cars onto the road, and that's not necessarily a good thing,"
Cross said.

The stadium also is a key component in the city's bid to host
the summer Olympics in 2012. The city will have to show some
progress toward building a stadium by the time the International
Olympic Committee announces a choice in July 2005.

The West Side will not be won over easily.

Local activists oppose the plan, saying such extensive
development will destroy a neighborhood also known for its shops,
taverns and human-scale housing. And some development experts
question whether the demand for office space will ever meet the
city's ambitious predictions.

"If the city goes forward with these plans, there will be
lawsuits filed," said Assemblyman Richard Gottfried, whose
district includes the proposed redevelopment zone. He said his
constituents are "overwhelmingly opposed to a stadium as well as
to the city's development plan"

Business leaders spelled out plans Thursday to add thousands of
square feet of convention space to the glass-walled Javits Center.
The plan would cost an estimated $1.5 billion to $1.7 billion just
for the first of two phases, said Charles Gargano, chairman of the
Empire State Development Corp.

New York officials have long complained that the Javits Center
lacks the space to attract the biggest conventions.

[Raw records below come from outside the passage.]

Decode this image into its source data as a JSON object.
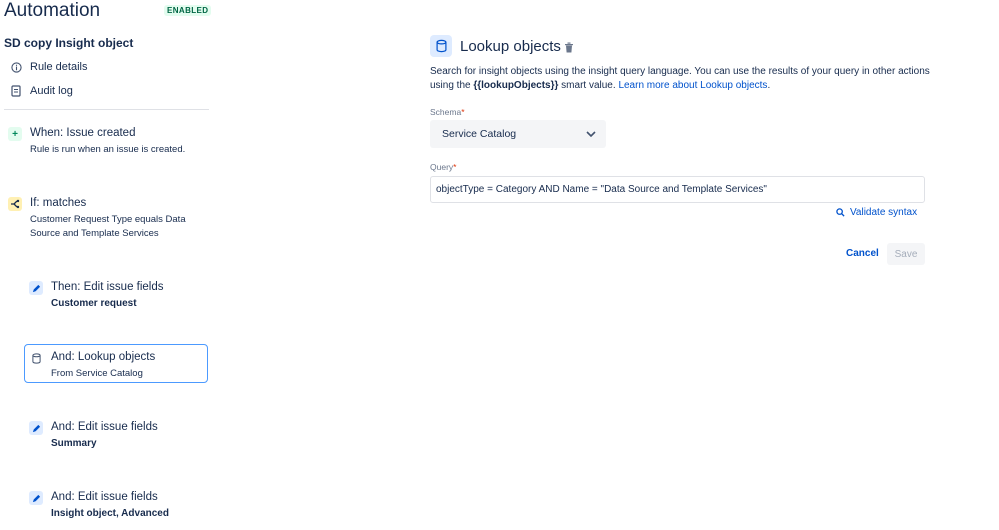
{
  "header": {
    "title": "Automation",
    "status": "ENABLED",
    "rule_name": "SD copy Insight object"
  },
  "nav": {
    "rule_details": "Rule details",
    "audit_log": "Audit log"
  },
  "steps": [
    {
      "title": "When: Issue created",
      "sub": "Rule is run when an issue is created."
    },
    {
      "title": "If: matches",
      "sub1": "Customer Request Type equals Data",
      "sub2": "Source and Template Services"
    },
    {
      "title": "Then: Edit issue fields",
      "bold": "Customer request"
    },
    {
      "title": "And: Lookup objects",
      "sub": "From Service Catalog"
    },
    {
      "title": "And: Edit issue fields",
      "bold": "Summary"
    },
    {
      "title": "And: Edit issue fields",
      "bold": "Insight object, Advanced"
    }
  ],
  "panel": {
    "title": "Lookup objects",
    "desc_line1": "Search for insight objects using the insight query language. You can use the results of your query in other actions",
    "desc_pre": "using the ",
    "desc_smart": "{{lookupObjects}}",
    "desc_mid": " smart value. ",
    "desc_link": "Learn more about Lookup objects",
    "desc_end": ".",
    "schema_label": "Schema",
    "schema_value": "Service Catalog",
    "query_label": "Query",
    "query_value": "objectType = Category AND Name = \"Data Source and Template Services\"",
    "validate_label": "Validate syntax",
    "cancel_label": "Cancel",
    "save_label": "Save"
  },
  "colors": {
    "accent": "#0052cc",
    "trigger": "#00875a",
    "condition": "#ffab00",
    "selected_border": "#4c9aff"
  }
}
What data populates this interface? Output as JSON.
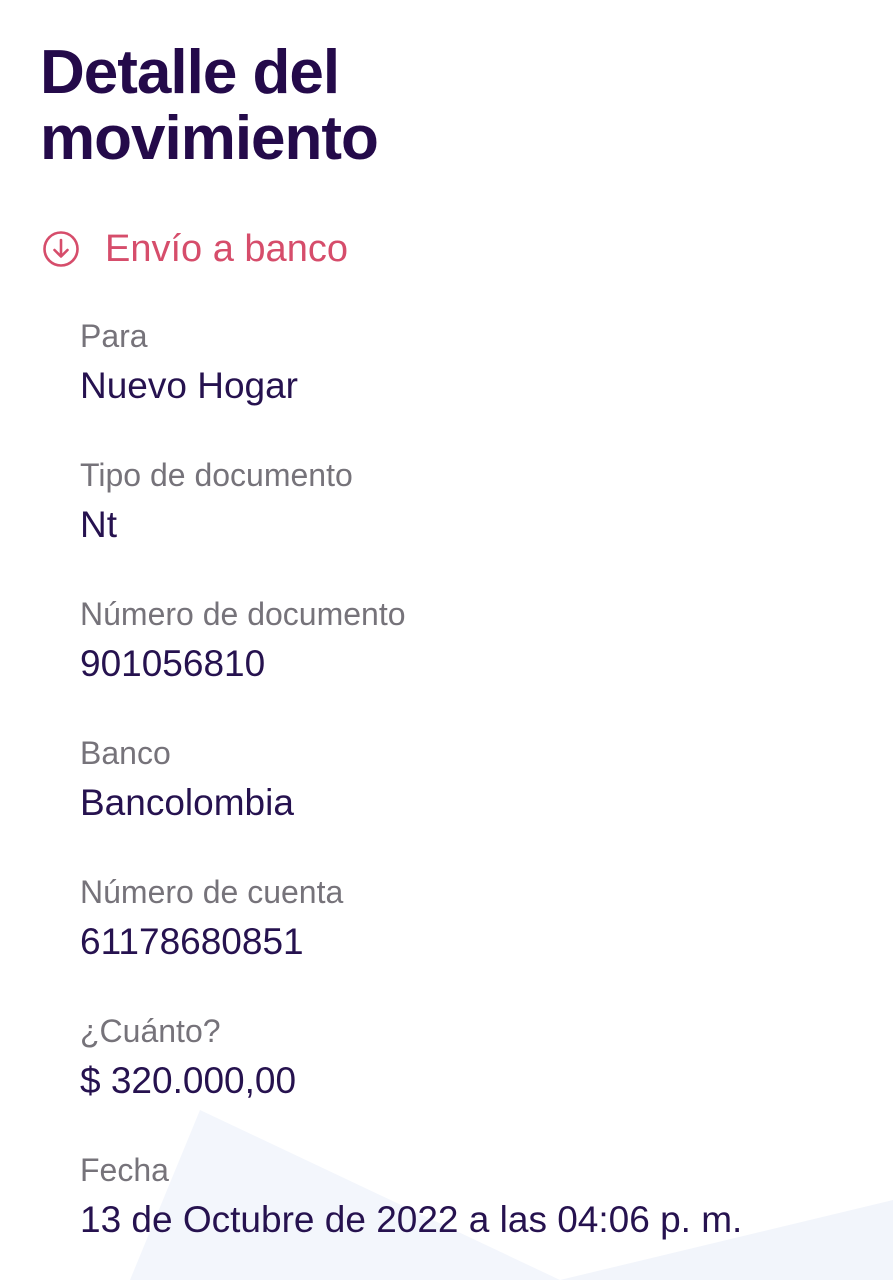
{
  "header": {
    "title_line1": "Detalle del",
    "title_line2": "movimiento"
  },
  "movement": {
    "type_label": "Envío a banco",
    "type_icon": "arrow-down-circle-icon",
    "accent_color": "#d64d6b"
  },
  "fields": [
    {
      "label": "Para",
      "value": "Nuevo Hogar"
    },
    {
      "label": "Tipo de documento",
      "value": "Nt"
    },
    {
      "label": "Número de documento",
      "value": "901056810"
    },
    {
      "label": "Banco",
      "value": "Bancolombia"
    },
    {
      "label": "Número de cuenta",
      "value": "61178680851"
    },
    {
      "label": "¿Cuánto?",
      "value": "$ 320.000,00"
    },
    {
      "label": "Fecha",
      "value": "13 de Octubre de 2022 a las 04:06 p. m."
    }
  ],
  "colors": {
    "title": "#240a4a",
    "label": "#76737a",
    "value": "#26124f"
  }
}
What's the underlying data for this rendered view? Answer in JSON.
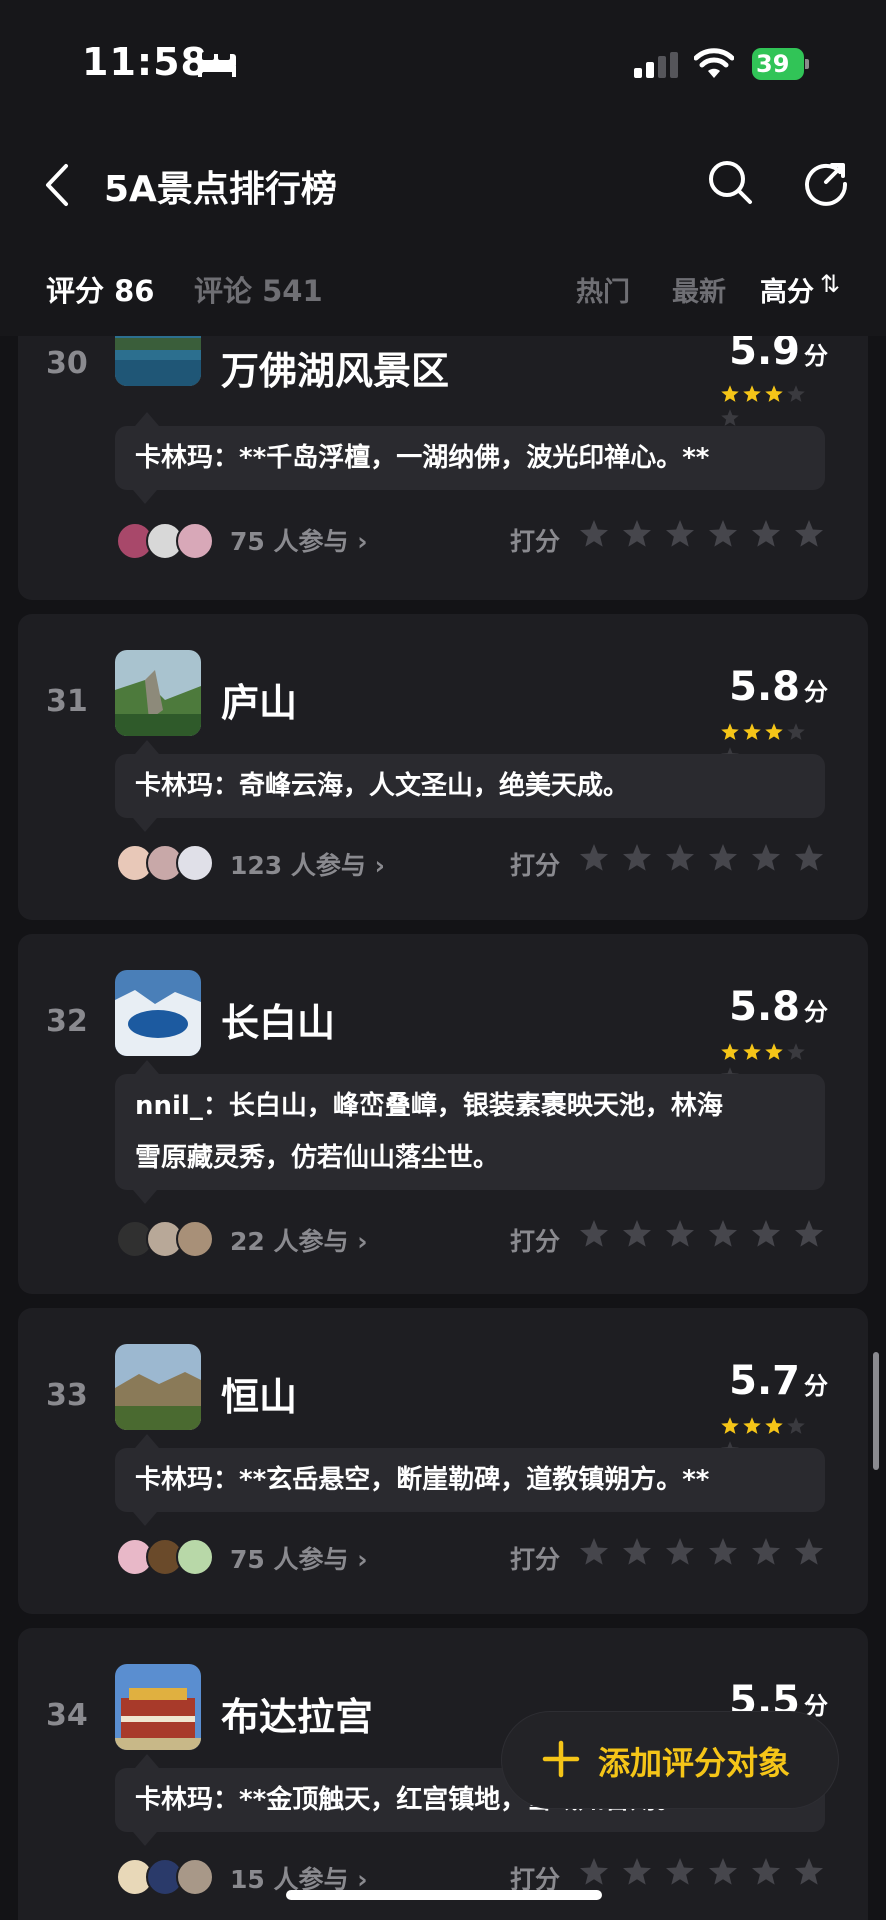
{
  "status_bar": {
    "time": "11:58",
    "battery": "39"
  },
  "nav": {
    "title": "5A景点排行榜"
  },
  "tabs": {
    "score": "评分 86",
    "comments": "评论 541"
  },
  "sort": {
    "hot": "热门",
    "new": "最新",
    "high": "高分",
    "arrow": "⇅"
  },
  "rate_label": "打分",
  "score_unit": "分",
  "items": [
    {
      "rank": "30",
      "name": "万佛湖风景区",
      "score": "5.9",
      "stars": 3,
      "comment_lines": [
        "卡林玛：**千岛浮檀，一湖纳佛，波光印禅心。**"
      ],
      "participants": "75 人参与 ›"
    },
    {
      "rank": "31",
      "name": "庐山",
      "score": "5.8",
      "stars": 3,
      "comment_lines": [
        "卡林玛：奇峰云海，人文圣山，绝美天成。"
      ],
      "participants": "123 人参与 ›"
    },
    {
      "rank": "32",
      "name": "长白山",
      "score": "5.8",
      "stars": 3,
      "comment_lines": [
        "nnil_：长白山，峰峦叠嶂，银装素裹映天池，林海",
        "雪原藏灵秀，仿若仙山落尘世。"
      ],
      "participants": "22 人参与 ›"
    },
    {
      "rank": "33",
      "name": "恒山",
      "score": "5.7",
      "stars": 3,
      "comment_lines": [
        "卡林玛：**玄岳悬空，断崖勒碑，道教镇朔方。**"
      ],
      "participants": "75 人参与 ›"
    },
    {
      "rank": "34",
      "name": "布达拉宫",
      "score": "5.5",
      "stars": 3,
      "comment_lines": [
        "卡林玛：**金顶触天，红宫镇地，雪域知音殇。**"
      ],
      "participants": "15 人参与 ›"
    }
  ],
  "add_button": {
    "label": "添加评分对象"
  },
  "colors": {
    "accent": "#f5c518",
    "background": "#131316",
    "card": "#1e1e22",
    "bubble": "#2a2a2f",
    "muted": "#8a8a8f"
  }
}
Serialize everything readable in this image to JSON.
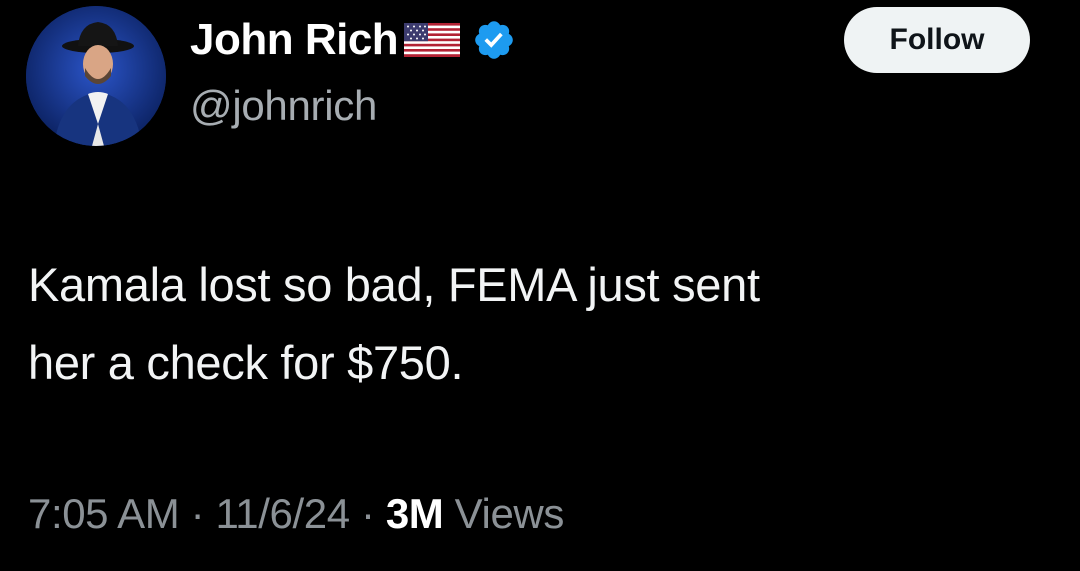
{
  "author": {
    "display_name": "John Rich",
    "flag_emoji": "🇺🇸",
    "handle": "@johnrich",
    "verified": true,
    "verified_color": "#1d9bf0"
  },
  "follow_button": {
    "label": "Follow"
  },
  "tweet": {
    "text_lines": [
      "Kamala lost so bad, FEMA just sent",
      "her a check for $750."
    ]
  },
  "meta": {
    "time": "7:05 AM",
    "separator": "·",
    "date": "11/6/24",
    "views_count": "3M",
    "views_label": "Views"
  },
  "icons": {
    "verified": "verified-badge-icon",
    "flag": "us-flag-icon"
  }
}
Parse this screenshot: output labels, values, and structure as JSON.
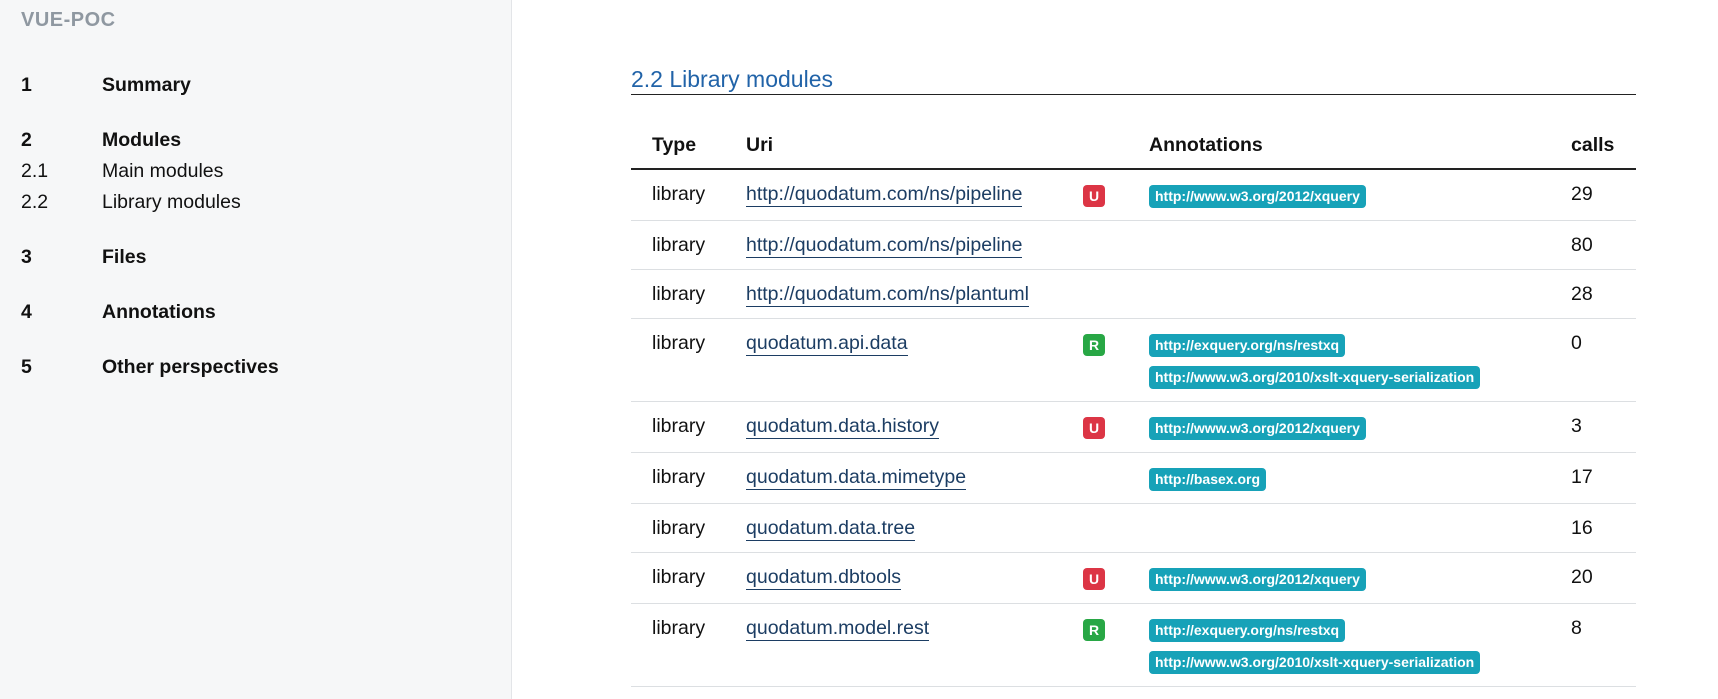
{
  "sidebar": {
    "brand": "VUE-POC",
    "toc": [
      {
        "num": "1",
        "label": "Summary",
        "top": true
      },
      {
        "num": "2",
        "label": "Modules",
        "top": true
      },
      {
        "num": "2.1",
        "label": "Main modules",
        "top": false
      },
      {
        "num": "2.2",
        "label": "Library modules",
        "top": false
      },
      {
        "num": "3",
        "label": "Files",
        "top": true
      },
      {
        "num": "4",
        "label": "Annotations",
        "top": true
      },
      {
        "num": "5",
        "label": "Other perspectives",
        "top": true
      }
    ]
  },
  "main": {
    "section_title": "2.2 Library modules",
    "table": {
      "headers": {
        "type": "Type",
        "uri": "Uri",
        "flag": "",
        "annotations": "Annotations",
        "calls": "calls"
      },
      "rows": [
        {
          "type": "library",
          "uri": "http://quodatum.com/ns/pipeline",
          "flag": "U",
          "annotations": [
            "http://www.w3.org/2012/xquery"
          ],
          "calls": "29"
        },
        {
          "type": "library",
          "uri": "http://quodatum.com/ns/pipeline",
          "flag": "",
          "annotations": [],
          "calls": "80"
        },
        {
          "type": "library",
          "uri": "http://quodatum.com/ns/plantuml",
          "flag": "",
          "annotations": [],
          "calls": "28"
        },
        {
          "type": "library",
          "uri": "quodatum.api.data",
          "flag": "R",
          "annotations": [
            "http://exquery.org/ns/restxq",
            "http://www.w3.org/2010/xslt-xquery-serialization"
          ],
          "calls": "0"
        },
        {
          "type": "library",
          "uri": "quodatum.data.history",
          "flag": "U",
          "annotations": [
            "http://www.w3.org/2012/xquery"
          ],
          "calls": "3"
        },
        {
          "type": "library",
          "uri": "quodatum.data.mimetype",
          "flag": "",
          "annotations": [
            "http://basex.org"
          ],
          "calls": "17"
        },
        {
          "type": "library",
          "uri": "quodatum.data.tree",
          "flag": "",
          "annotations": [],
          "calls": "16"
        },
        {
          "type": "library",
          "uri": "quodatum.dbtools",
          "flag": "U",
          "annotations": [
            "http://www.w3.org/2012/xquery"
          ],
          "calls": "20"
        },
        {
          "type": "library",
          "uri": "quodatum.model.rest",
          "flag": "R",
          "annotations": [
            "http://exquery.org/ns/restxq",
            "http://www.w3.org/2010/xslt-xquery-serialization"
          ],
          "calls": "8"
        }
      ]
    }
  },
  "colors": {
    "flag_U": "#dc3545",
    "flag_R": "#28a745",
    "annotation_badge": "#17a2b8",
    "section_title": "#2163a8",
    "brand": "#8f98a1"
  }
}
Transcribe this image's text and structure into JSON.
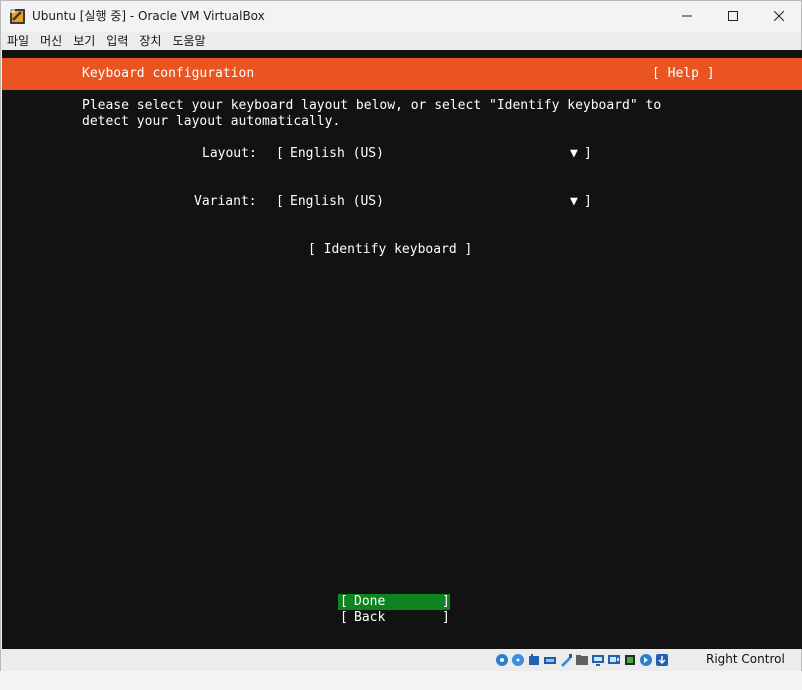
{
  "window": {
    "title": "Ubuntu [실행 중] - Oracle VM VirtualBox"
  },
  "menubar": {
    "items": [
      {
        "label": "파일"
      },
      {
        "label": "머신"
      },
      {
        "label": "보기"
      },
      {
        "label": "입력"
      },
      {
        "label": "장치"
      },
      {
        "label": "도움말"
      }
    ]
  },
  "screen": {
    "header": {
      "title": "Keyboard configuration",
      "help": "[ Help ]"
    },
    "intro_line1": "Please select your keyboard layout below, or select \"Identify keyboard\" to",
    "intro_line2": "detect your layout automatically.",
    "layout": {
      "label": "Layout:",
      "open": "[",
      "value": "English (US)",
      "arrow": "▼",
      "close": "]"
    },
    "variant": {
      "label": "Variant:",
      "open": "[",
      "value": "English (US)",
      "arrow": "▼",
      "close": "]"
    },
    "identify_button": "[ Identify keyboard ]",
    "done_button": {
      "open": "[",
      "label": "Done",
      "close": "]"
    },
    "back_button": {
      "open": "[",
      "label": "Back",
      "close": "]"
    },
    "colors": {
      "background": "#121212",
      "header": "#e95420",
      "selected": "#0e8420"
    }
  },
  "statusbar": {
    "icons": [
      "hard-disk-icon",
      "optical-drive-icon",
      "audio-icon",
      "network-icon",
      "usb-icon",
      "shared-folders-icon",
      "display-icon",
      "recording-icon",
      "cpu-icon",
      "mouse-integration-icon",
      "keyboard-icon"
    ],
    "host_key": "Right Control"
  }
}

At 814,000
square feet, it ranks 14th among the nation's convention centers.
The biggest is Chicago's McCormick Place, with more than 2 million
square feet.

Daniel Doctoroff, the city's deputy mayor for economic
development, cited a report prepared by real estate giant Cushman &
Wakefield that estimated the metropolitan region will need 110
million square feet of new office space between 2005 and 2025.

Others say that projection is too optimistic.

M. Myers Mermel, who operates the commercial real estate firm
Tenantwise, said the city's goal is unrealistic and would compete
with the rebirth of the World Trade Center in lower Manhattan.

"It should logically occur after lower Manhattan is
redeveloped," he said.

But Steven Spinola, president of the Real Estate Board of New
York, called the plan terrific.

"It's probably the best planning the city has done, to my
recollection," he said. "It is thorough, it's thoughtful and it
will really permit the city to grow in the future and to be